Records drawn from a dataset
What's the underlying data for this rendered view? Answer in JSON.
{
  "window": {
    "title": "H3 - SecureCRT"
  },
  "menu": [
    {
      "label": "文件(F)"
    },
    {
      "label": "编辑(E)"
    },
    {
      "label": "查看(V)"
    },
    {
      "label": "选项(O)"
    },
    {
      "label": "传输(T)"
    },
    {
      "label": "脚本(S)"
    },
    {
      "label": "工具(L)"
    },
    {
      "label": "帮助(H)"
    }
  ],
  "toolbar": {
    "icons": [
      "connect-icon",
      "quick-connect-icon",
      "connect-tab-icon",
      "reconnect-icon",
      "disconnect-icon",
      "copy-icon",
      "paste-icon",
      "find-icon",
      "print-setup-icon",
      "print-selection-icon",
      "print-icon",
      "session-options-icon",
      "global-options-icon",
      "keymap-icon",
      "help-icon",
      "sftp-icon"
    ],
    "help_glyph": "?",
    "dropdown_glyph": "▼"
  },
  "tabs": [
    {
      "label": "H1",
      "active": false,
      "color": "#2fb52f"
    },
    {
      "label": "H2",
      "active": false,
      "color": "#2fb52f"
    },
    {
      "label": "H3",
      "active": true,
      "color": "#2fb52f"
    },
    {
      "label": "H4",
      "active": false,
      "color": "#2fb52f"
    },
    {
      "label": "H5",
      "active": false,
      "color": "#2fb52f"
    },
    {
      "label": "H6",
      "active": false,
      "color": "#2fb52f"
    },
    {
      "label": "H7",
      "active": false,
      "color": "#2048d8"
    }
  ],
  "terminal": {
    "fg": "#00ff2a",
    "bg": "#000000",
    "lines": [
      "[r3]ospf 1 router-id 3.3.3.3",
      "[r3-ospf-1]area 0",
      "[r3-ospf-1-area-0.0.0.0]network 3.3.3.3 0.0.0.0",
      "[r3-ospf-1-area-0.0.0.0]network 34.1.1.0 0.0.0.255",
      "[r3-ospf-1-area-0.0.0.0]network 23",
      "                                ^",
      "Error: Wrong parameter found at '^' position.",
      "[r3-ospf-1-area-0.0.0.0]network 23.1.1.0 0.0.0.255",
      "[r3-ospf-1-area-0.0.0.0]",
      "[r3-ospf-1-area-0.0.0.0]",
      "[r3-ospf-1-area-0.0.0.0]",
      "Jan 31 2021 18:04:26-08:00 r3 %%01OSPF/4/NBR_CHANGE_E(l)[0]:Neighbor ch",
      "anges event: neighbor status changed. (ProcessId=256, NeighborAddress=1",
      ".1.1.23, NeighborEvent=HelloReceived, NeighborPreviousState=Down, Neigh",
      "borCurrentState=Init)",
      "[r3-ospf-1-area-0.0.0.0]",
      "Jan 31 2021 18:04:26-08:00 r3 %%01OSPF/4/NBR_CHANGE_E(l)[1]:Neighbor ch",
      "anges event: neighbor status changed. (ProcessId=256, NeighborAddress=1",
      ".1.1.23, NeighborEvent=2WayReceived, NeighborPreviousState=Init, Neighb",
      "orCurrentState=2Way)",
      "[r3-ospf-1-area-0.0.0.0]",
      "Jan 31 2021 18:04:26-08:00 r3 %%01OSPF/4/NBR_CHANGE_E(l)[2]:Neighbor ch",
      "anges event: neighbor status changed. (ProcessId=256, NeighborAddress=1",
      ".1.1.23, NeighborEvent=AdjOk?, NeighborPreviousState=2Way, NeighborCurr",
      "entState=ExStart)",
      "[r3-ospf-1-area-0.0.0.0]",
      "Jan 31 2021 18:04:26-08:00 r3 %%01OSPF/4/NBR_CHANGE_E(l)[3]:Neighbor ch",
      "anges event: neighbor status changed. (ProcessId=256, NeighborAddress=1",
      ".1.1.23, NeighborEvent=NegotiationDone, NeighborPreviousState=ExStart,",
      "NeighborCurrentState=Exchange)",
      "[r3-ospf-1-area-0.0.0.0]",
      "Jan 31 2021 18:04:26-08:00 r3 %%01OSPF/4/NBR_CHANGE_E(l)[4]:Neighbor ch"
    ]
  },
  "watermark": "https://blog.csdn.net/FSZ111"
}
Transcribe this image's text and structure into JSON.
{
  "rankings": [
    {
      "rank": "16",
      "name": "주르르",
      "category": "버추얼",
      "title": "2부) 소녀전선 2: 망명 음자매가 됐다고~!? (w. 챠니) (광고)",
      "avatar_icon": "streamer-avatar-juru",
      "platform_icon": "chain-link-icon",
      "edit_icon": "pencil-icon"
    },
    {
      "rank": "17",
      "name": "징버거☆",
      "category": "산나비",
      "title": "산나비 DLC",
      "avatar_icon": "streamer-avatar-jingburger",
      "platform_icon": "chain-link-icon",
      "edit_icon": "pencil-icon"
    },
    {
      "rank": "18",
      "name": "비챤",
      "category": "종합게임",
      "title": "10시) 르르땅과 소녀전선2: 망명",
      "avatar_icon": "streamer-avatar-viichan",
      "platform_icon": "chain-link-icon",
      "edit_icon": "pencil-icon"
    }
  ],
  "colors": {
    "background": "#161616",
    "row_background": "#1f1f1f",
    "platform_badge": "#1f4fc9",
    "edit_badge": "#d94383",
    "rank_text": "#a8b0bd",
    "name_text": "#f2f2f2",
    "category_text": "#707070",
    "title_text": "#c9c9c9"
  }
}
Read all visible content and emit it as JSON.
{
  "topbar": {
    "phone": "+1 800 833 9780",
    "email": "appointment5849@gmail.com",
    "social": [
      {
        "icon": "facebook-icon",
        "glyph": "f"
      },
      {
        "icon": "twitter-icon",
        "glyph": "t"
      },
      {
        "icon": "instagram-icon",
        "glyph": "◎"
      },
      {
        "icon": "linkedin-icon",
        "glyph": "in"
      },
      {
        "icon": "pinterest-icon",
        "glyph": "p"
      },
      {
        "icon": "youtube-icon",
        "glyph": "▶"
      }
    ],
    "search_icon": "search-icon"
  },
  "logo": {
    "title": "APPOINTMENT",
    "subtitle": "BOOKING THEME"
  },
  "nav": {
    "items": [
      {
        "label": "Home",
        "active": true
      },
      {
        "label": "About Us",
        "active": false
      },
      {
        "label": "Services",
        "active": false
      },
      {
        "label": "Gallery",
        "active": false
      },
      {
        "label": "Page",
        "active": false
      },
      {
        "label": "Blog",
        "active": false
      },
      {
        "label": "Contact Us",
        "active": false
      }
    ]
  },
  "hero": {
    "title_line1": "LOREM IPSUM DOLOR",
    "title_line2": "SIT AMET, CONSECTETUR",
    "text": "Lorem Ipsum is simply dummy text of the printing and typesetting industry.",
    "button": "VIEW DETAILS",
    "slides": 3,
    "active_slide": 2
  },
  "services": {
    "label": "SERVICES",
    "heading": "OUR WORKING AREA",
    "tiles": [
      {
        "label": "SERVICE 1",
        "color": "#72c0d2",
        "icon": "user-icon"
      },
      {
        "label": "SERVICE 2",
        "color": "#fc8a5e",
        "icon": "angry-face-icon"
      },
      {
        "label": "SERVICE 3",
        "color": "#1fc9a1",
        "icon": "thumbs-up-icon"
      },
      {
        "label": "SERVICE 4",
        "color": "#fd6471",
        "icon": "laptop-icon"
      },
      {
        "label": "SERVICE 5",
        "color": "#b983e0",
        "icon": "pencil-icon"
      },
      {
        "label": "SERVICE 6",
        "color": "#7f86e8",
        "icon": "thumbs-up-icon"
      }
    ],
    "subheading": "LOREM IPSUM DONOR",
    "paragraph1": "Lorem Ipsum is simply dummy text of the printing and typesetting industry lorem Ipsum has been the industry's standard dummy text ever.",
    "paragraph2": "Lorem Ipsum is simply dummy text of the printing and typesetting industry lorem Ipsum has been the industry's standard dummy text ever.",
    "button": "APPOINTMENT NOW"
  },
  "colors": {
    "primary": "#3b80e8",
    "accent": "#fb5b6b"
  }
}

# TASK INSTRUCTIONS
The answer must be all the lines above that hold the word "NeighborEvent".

# ANSWER TO THE PROBLEM
      ".1.1.23, NeighborEvent=HelloReceived, NeighborPreviousState=Down, Neigh",
      ".1.1.23, NeighborEvent=2WayReceived, NeighborPreviousState=Init, Neighb",
      ".1.1.23, NeighborEvent=AdjOk?, NeighborPreviousState=2Way, NeighborCurr",
      ".1.1.23, NeighborEvent=NegotiationDone, NeighborPreviousState=ExStart,",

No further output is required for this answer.